* Raymond, my nephew, was immersed in a book. Around him were 24 of us, all first- and second-generation Chinese-Americans. We had gathered at my mother's house to celebrate Mother's Day. When I asked if he was preparing for an exam, Raymond apologized and explained, "Oh, sorry, no. I just couldn't put it down, because it seems to be talking about me." He was reading Sucheng Chan's "Asian-Americans: An Interpretive History."
Raymond is a political science major. A serious young man, he keenly felt the need to understand his political social background.
He was at UCI for a year, but sensing that the administration was reluctant to start an Asian-American studies program, he transferred to UCLA. He feels deeply for his former schoolmates who are pushing for an Asian-American studies program at UCI.
A heated discussion at the dinner table revealed a great deal of confusion as to what constitutes Asian-American studies.
Asian-American studies encompasses a field of intellectual inquiry into the Asian/Pacific-American experience in the United States.
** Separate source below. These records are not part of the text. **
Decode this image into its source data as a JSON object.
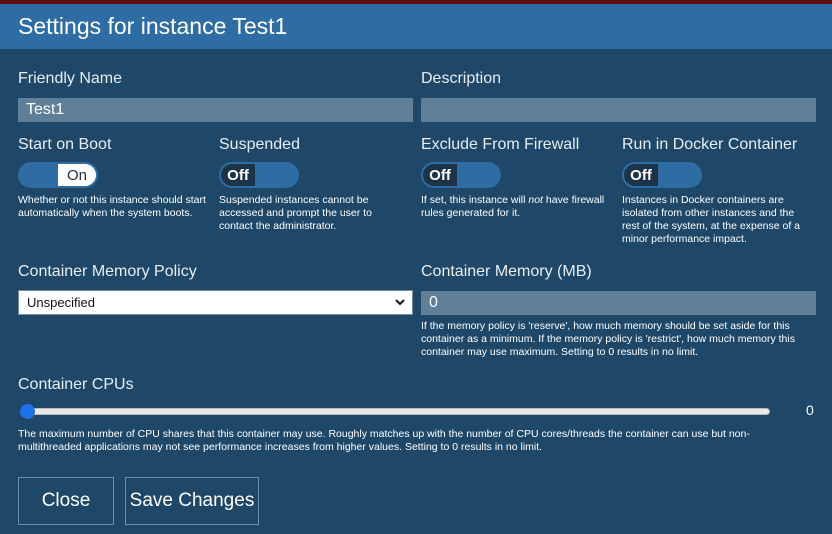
{
  "dialog": {
    "title": "Settings for instance Test1"
  },
  "friendly_name": {
    "label": "Friendly Name",
    "value": "Test1"
  },
  "description": {
    "label": "Description",
    "value": ""
  },
  "start_on_boot": {
    "label": "Start on Boot",
    "state": "On",
    "help": "Whether or not this instance should start automatically when the system boots."
  },
  "suspended": {
    "label": "Suspended",
    "state": "Off",
    "help": "Suspended instances cannot be accessed and prompt the user to contact the administrator."
  },
  "exclude_firewall": {
    "label": "Exclude From Firewall",
    "state": "Off",
    "help_pre": "If set, this instance will ",
    "help_em": "not",
    "help_post": " have firewall rules generated for it."
  },
  "docker": {
    "label": "Run in Docker Container",
    "state": "Off",
    "help": "Instances in Docker containers are isolated from other instances and the rest of the system, at the expense of a minor performance impact."
  },
  "memory_policy": {
    "label": "Container Memory Policy",
    "selected": "Unspecified"
  },
  "container_memory": {
    "label": "Container Memory (MB)",
    "value": "0",
    "help": "If the memory policy is 'reserve', how much memory should be set aside for this container as a minimum. If the memory policy is 'restrict', how much memory this container may use maximum. Setting to 0 results in no limit."
  },
  "container_cpus": {
    "label": "Container CPUs",
    "value": "0",
    "help": "The maximum number of CPU shares that this container may use. Roughly matches up with the number of CPU cores/threads the container can use but non-multithreaded applications may not see performance increases from higher values. Setting to 0 results in no limit."
  },
  "buttons": {
    "close": "Close",
    "save": "Save Changes"
  },
  "colors": {
    "title_bar": "#2d6da4",
    "dialog_bg": "#1f4868",
    "toggle_track": "#2d6da4",
    "input_bg": "#5f7f99"
  }
}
Subjects covered may range from literature, history, psychology, medical practice to public health issues, migration studies, social welfare, international economics, to name but a few. Asian-American studies foster self-, intercultural, and international understanding.
It is very different from East Asian languages and literatures, which concentrate on the languages and literatures of China, Japan, Korea, etc.
The students at UCI have the right to demand that there be an Asian-American studies program.
They should not have to transfer to UCLA to learn about themselves.
\o7 Rose Cheung is a member of the city of Irvine's Intercultural Advisory Committee.